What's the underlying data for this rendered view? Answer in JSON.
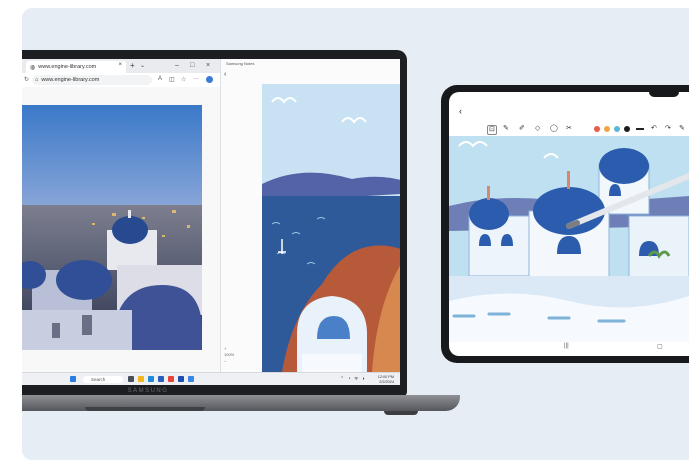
{
  "laptop": {
    "brand": "SAMSUNG",
    "browser": {
      "tab_title": "www.engine-library.com",
      "tab_close": "×",
      "new_tab": "+",
      "tab_menu": "⌄",
      "window_controls": [
        "–",
        "□",
        "×"
      ],
      "url": "www.engine-library.com"
    },
    "notes_app": {
      "title": "Samsung Notes",
      "back": "‹",
      "zoom": [
        "+",
        "100%",
        "–"
      ]
    },
    "taskbar": {
      "search_placeholder": "Search",
      "time": "12:00 PM",
      "date": "2/2/2024"
    }
  },
  "tablet": {
    "back": "‹",
    "pen_colors": [
      "#e55c4a",
      "#f0a640",
      "#5bb8d1",
      "#1d1d1d"
    ]
  },
  "colors": {
    "background": "#e7edf5",
    "laptop_bezel": "#1d1e21",
    "accent_blue": "#2b5cad"
  }
}
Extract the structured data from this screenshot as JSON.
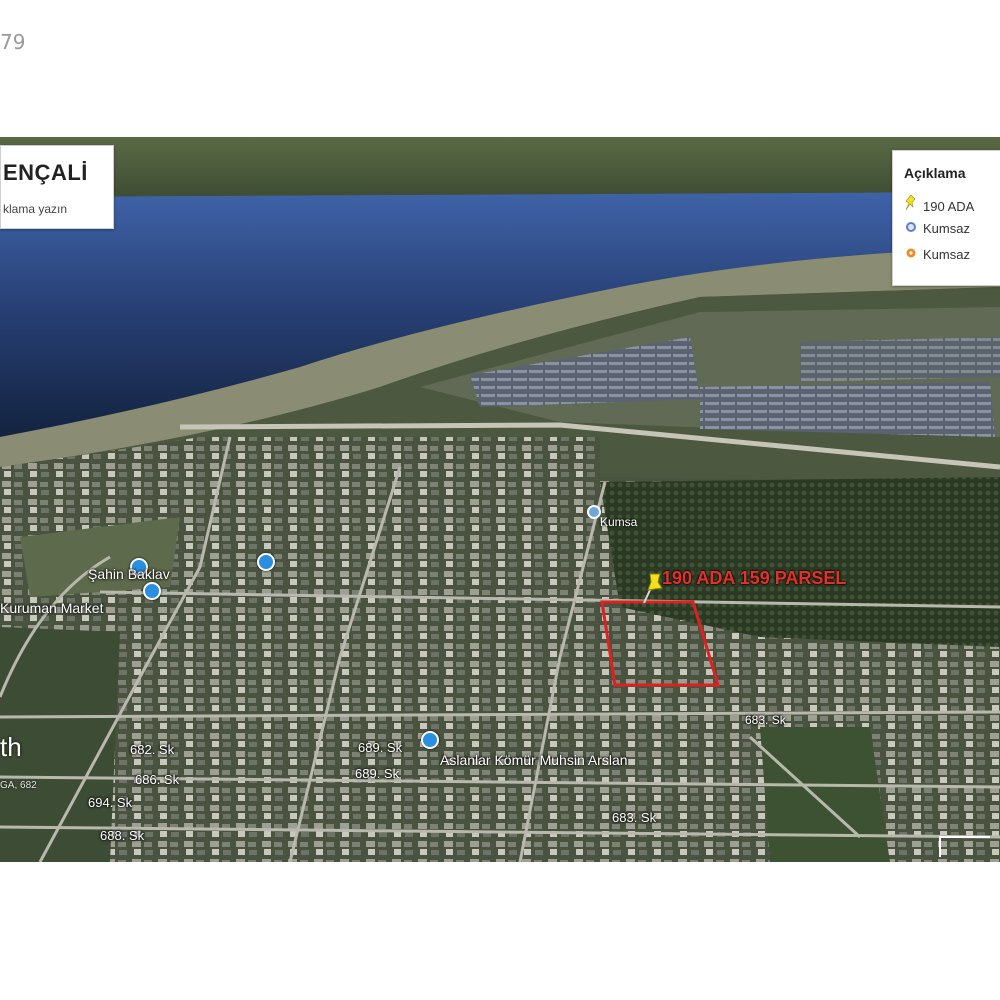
{
  "listing_id_fragment": "79",
  "map_title": {
    "place": "ENÇALİ",
    "description_placeholder": "klama yazın"
  },
  "legend": {
    "title": "Açıklama",
    "items": [
      {
        "label": "190 ADA",
        "icon": "yellow-pushpin-icon",
        "color": "#f2e21a"
      },
      {
        "label": "Kumsaz",
        "icon": "blue-dot-icon",
        "color": "#5b7fcf"
      },
      {
        "label": "Kumsaz",
        "icon": "orange-dot-icon",
        "color": "#f08a24"
      }
    ]
  },
  "parcel_label": "190 ADA 159 PARSEL",
  "parcel_outline_color": "#e02020",
  "place_labels": {
    "label_1": "Şahin Baklav",
    "label_2": "Kuruman Market",
    "label_3": "Aslanlar Kömür Muhsin Arslan",
    "label_4": "Kumsa"
  },
  "street_labels": {
    "s1": "682. Sk",
    "s2": "694. Sk",
    "s3": "688. Sk",
    "s4": "686. Sk",
    "s5": "689. Sk",
    "s6": "689. Sk",
    "s7": "683. Sk",
    "s8": "683. Sk"
  },
  "attribution": {
    "brand": "th",
    "sub": "GA, 682"
  },
  "colors": {
    "sea": "#2b4a86",
    "hills": "#4a5b3a",
    "town": "#5b6652",
    "road": "#b9b9b0"
  }
}
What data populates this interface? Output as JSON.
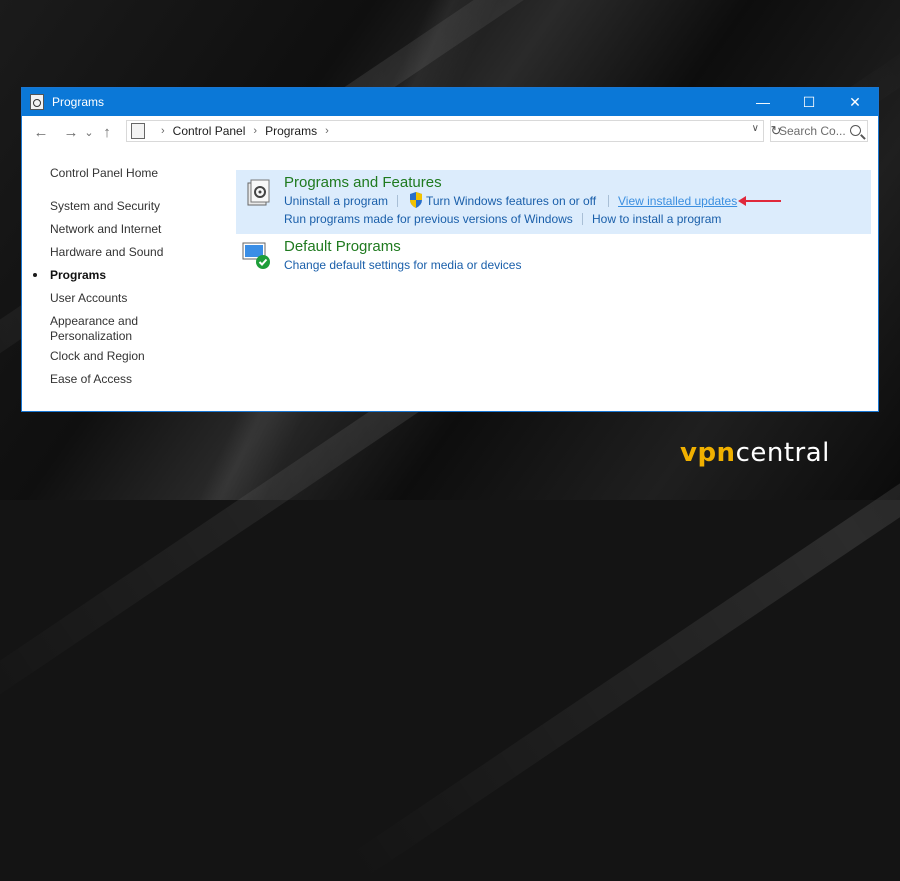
{
  "window": {
    "title": "Programs",
    "controls": {
      "minimize": "—",
      "maximize": "☐",
      "close": "✕"
    }
  },
  "address_bar": {
    "back": "←",
    "forward": "→",
    "recent": "⌄",
    "up": "↑",
    "breadcrumbs": [
      "Control Panel",
      "Programs"
    ],
    "dropdown": "∨",
    "refresh": "↻",
    "search_placeholder": "Search Co..."
  },
  "sidebar": {
    "items": [
      {
        "label": "Control Panel Home"
      },
      {
        "label": "System and Security"
      },
      {
        "label": "Network and Internet"
      },
      {
        "label": "Hardware and Sound"
      },
      {
        "label": "Programs",
        "active": true
      },
      {
        "label": "User Accounts"
      },
      {
        "label": "Appearance and"
      },
      {
        "label": "Personalization"
      },
      {
        "label": "Clock and Region"
      },
      {
        "label": "Ease of Access"
      }
    ]
  },
  "sections": [
    {
      "title": "Programs and Features",
      "links_row1": [
        "Uninstall a program",
        "Turn Windows features on or off",
        "View installed updates"
      ],
      "links_row2": [
        "Run programs made for previous versions of Windows",
        "How to install a program"
      ]
    },
    {
      "title": "Default Programs",
      "links_row1": [
        "Change default settings for media or devices"
      ]
    }
  ],
  "watermark": {
    "v": "vpn",
    "rest": "central"
  },
  "colors": {
    "titlebar": "#0b78d7",
    "link": "#1a5faa",
    "section_title": "#1f7a1f",
    "arrow": "#e0283b",
    "highlight": "#dcecfc"
  },
  "icons": [
    "programs-icon",
    "shield-icon",
    "default-programs-icon"
  ]
}
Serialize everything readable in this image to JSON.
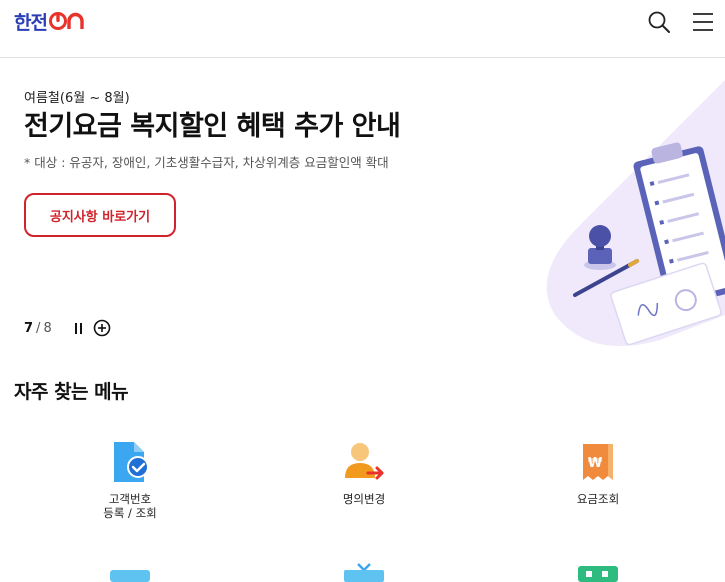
{
  "header": {
    "logo_text": "한전",
    "logo_on": "ON",
    "search_icon": "search-icon",
    "menu_icon": "hamburger-menu-icon"
  },
  "banner": {
    "eyebrow": "여름철(6월 ~ 8월)",
    "title": "전기요금 복지할인 혜택 추가 안내",
    "description": "* 대상 : 유공자, 장애인, 기초생활수급자, 차상위계층 요금할인액 확대",
    "button_label": "공지사항 바로가기",
    "pager": {
      "current": "7",
      "separator": "/",
      "total": "8"
    }
  },
  "frequent": {
    "title": "자주 찾는 메뉴",
    "items": [
      {
        "label": "고객번호\n등록 / 조회",
        "icon": "document-check-icon"
      },
      {
        "label": "명의변경",
        "icon": "person-transfer-icon"
      },
      {
        "label": "요금조회",
        "icon": "won-receipt-icon"
      }
    ]
  },
  "colors": {
    "brand_blue": "#2a3fb5",
    "brand_red": "#e8332a",
    "accent_red": "#d0242c",
    "deco_lavender": "#efe9fb"
  }
}
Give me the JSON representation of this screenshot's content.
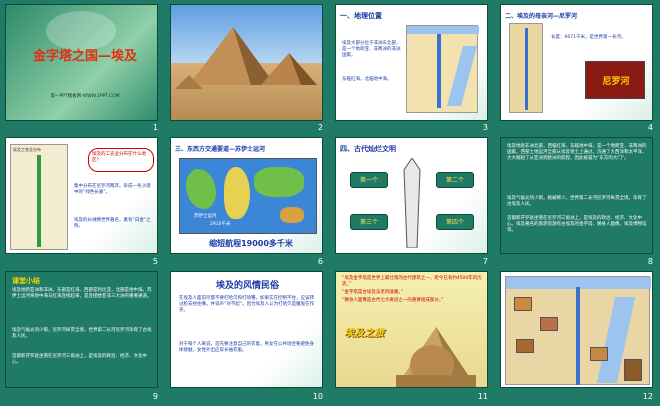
{
  "slides": [
    {
      "num": "1",
      "title": "金字塔之国—埃及",
      "subtitle": "第一PPT模板网-WWW.1PPT.COM"
    },
    {
      "num": "2"
    },
    {
      "num": "3",
      "heading": "一、地理位置",
      "text1": "埃及大部分位于非洲东北部，是一个地跨亚、非两洲的非洲国家。",
      "text2": "东临红海，北临地中海。"
    },
    {
      "num": "4",
      "heading": "二、埃及的母亲河—尼罗河",
      "text1": "长度：6671千米，是世界第一长河。",
      "label": "尼罗河"
    },
    {
      "num": "5",
      "map_title": "埃及工农业分布",
      "bubble": "埃及的工农业分布在什么地区？",
      "text1": "集中分布在尼罗河两岸。形成一条沙漠中的“绿色长廊”。",
      "text2": "埃及的长绒棉世界著名，素有“白金”之称。"
    },
    {
      "num": "6",
      "heading": "三、东西方交通要道—苏伊士运河",
      "label1": "苏伊士运河",
      "label2": "2910千米",
      "caption": "缩短航程19000多千米"
    },
    {
      "num": "7",
      "heading": "四、古代灿烂文明",
      "box1": "第一个",
      "box2": "第二个",
      "box3": "第三个",
      "box4": "第四个"
    },
    {
      "num": "8",
      "text": "埃及地处非洲北部，西临红海，东临地中海，是一个地跨亚、非两洲的国家。西部土地运河全部从埃及领土上通过，沟通了大西洋和太平洋，大大缩短了从亚洲到欧洲的航程，因此被誉为“东方的大门”。",
      "text2": "埃及气候炎热少雨，植被稀少。世界第二长河尼罗河纵贯全境，孕育了古埃及人民。",
      "text3": "首都新开罗就坐落在尼罗河三角洲上，是埃及的政治、经济、文化中心。埃及著名的旅游资源有古埃及的金字塔、狮身人面像、埃及博物馆等。"
    },
    {
      "num": "9",
      "heading": "课堂小结",
      "text": "埃及地跨亚洲和非洲，东部是红海、西部是利比亚，北部是地中海。苏伊士运河将地中海与红海连接起来，是连接欧亚非三大洲的重要通道。",
      "text2": "埃及气候炎热少雨，尼罗河纵贯全境，世界第二长河尼罗河孕育了古埃及人民。",
      "text3": "首都新开罗就坐落在尼罗河三角洲上，是埃及的政治、经济、文化中心。"
    },
    {
      "num": "10",
      "heading": "埃及的风情民俗",
      "text": "在埃及人面前尽量不要打哈欠和打喷嚏，如果实在控制不住，应该转过脸去捂住嘴，并说声“对不起”。因为埃及人认为打哈欠是魔鬼在作祟。",
      "text2": "对于每个人来说，首先要注意自己的衣着，男女在公共场合要避免身体接触，女性外出应穿长袖衣服。"
    },
    {
      "num": "11",
      "line1": "“埃及金字塔是世界上最壮观的古代建筑之一，距今已有约4500年的历史。”",
      "line2": "“金字塔是古埃及法老的陵墓。”",
      "line3": "“狮身人面像是古代七大奇迹之一的重要组成部分。”",
      "caption": "埃及之旅"
    },
    {
      "num": "12"
    }
  ]
}
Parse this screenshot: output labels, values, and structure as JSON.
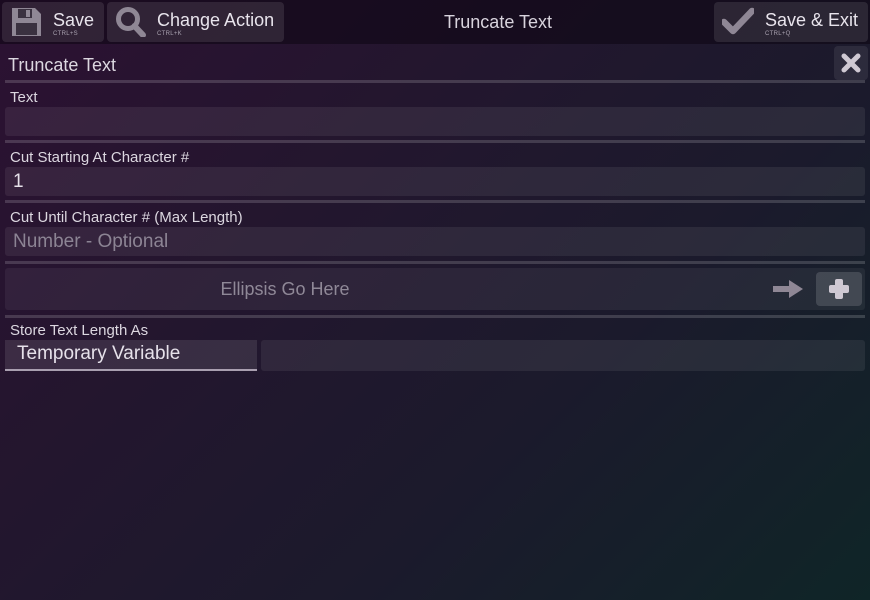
{
  "toolbar": {
    "title": "Truncate Text",
    "save": {
      "label": "Save",
      "shortcut": "CTRL+S"
    },
    "change_action": {
      "label": "Change Action",
      "shortcut": "CTRL+K"
    },
    "save_exit": {
      "label": "Save & Exit",
      "shortcut": "CTRL+Q"
    }
  },
  "panel": {
    "title": "Truncate Text",
    "fields": {
      "text": {
        "label": "Text",
        "value": "",
        "placeholder": ""
      },
      "cut_start": {
        "label": "Cut Starting At Character #",
        "value": "1"
      },
      "cut_until": {
        "label": "Cut Until Character # (Max Length)",
        "value": "",
        "placeholder": "Number - Optional"
      }
    },
    "ellipsis": {
      "placeholder": "Ellipsis Go Here"
    },
    "store": {
      "label": "Store Text Length As",
      "type": "Temporary Variable",
      "name": ""
    }
  },
  "icons": {
    "save": "floppy-disk-icon",
    "change": "magnifier-icon",
    "save_exit": "checkmark-icon",
    "close": "close-x-icon",
    "arrow": "arrow-right-icon",
    "add": "plus-icon"
  },
  "colors": {
    "icon": "#8f8795",
    "text": "#e6e1ea",
    "muted": "#8f8897"
  }
}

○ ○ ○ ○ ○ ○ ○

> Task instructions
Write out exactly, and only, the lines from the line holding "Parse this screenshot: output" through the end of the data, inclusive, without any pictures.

> Exercise result
Parse this screenshot: output labels, values, and structure as JSON.
{
  "toolbar": {
    "title": "Truncate Text",
    "save": {
      "label": "Save",
      "shortcut": "CTRL+S"
    },
    "change_action": {
      "label": "Change Action",
      "shortcut": "CTRL+K"
    },
    "save_exit": {
      "label": "Save & Exit",
      "shortcut": "CTRL+Q"
    }
  },
  "panel": {
    "title": "Truncate Text",
    "fields": {
      "text": {
        "label": "Text",
        "value": "",
        "placeholder": ""
      },
      "cut_start": {
        "label": "Cut Starting At Character #",
        "value": "1"
      },
      "cut_until": {
        "label": "Cut Until Character # (Max Length)",
        "value": "",
        "placeholder": "Number - Optional"
      }
    },
    "ellipsis": {
      "placeholder": "Ellipsis Go Here"
    },
    "store": {
      "label": "Store Text Length As",
      "type": "Temporary Variable",
      "name": ""
    }
  },
  "icons": {
    "save": "floppy-disk-icon",
    "change": "magnifier-icon",
    "save_exit": "checkmark-icon",
    "close": "close-x-icon",
    "arrow": "arrow-right-icon",
    "add": "plus-icon"
  },
  "colors": {
    "icon": "#8f8795",
    "text": "#e6e1ea",
    "muted": "#8f8897"
  }
}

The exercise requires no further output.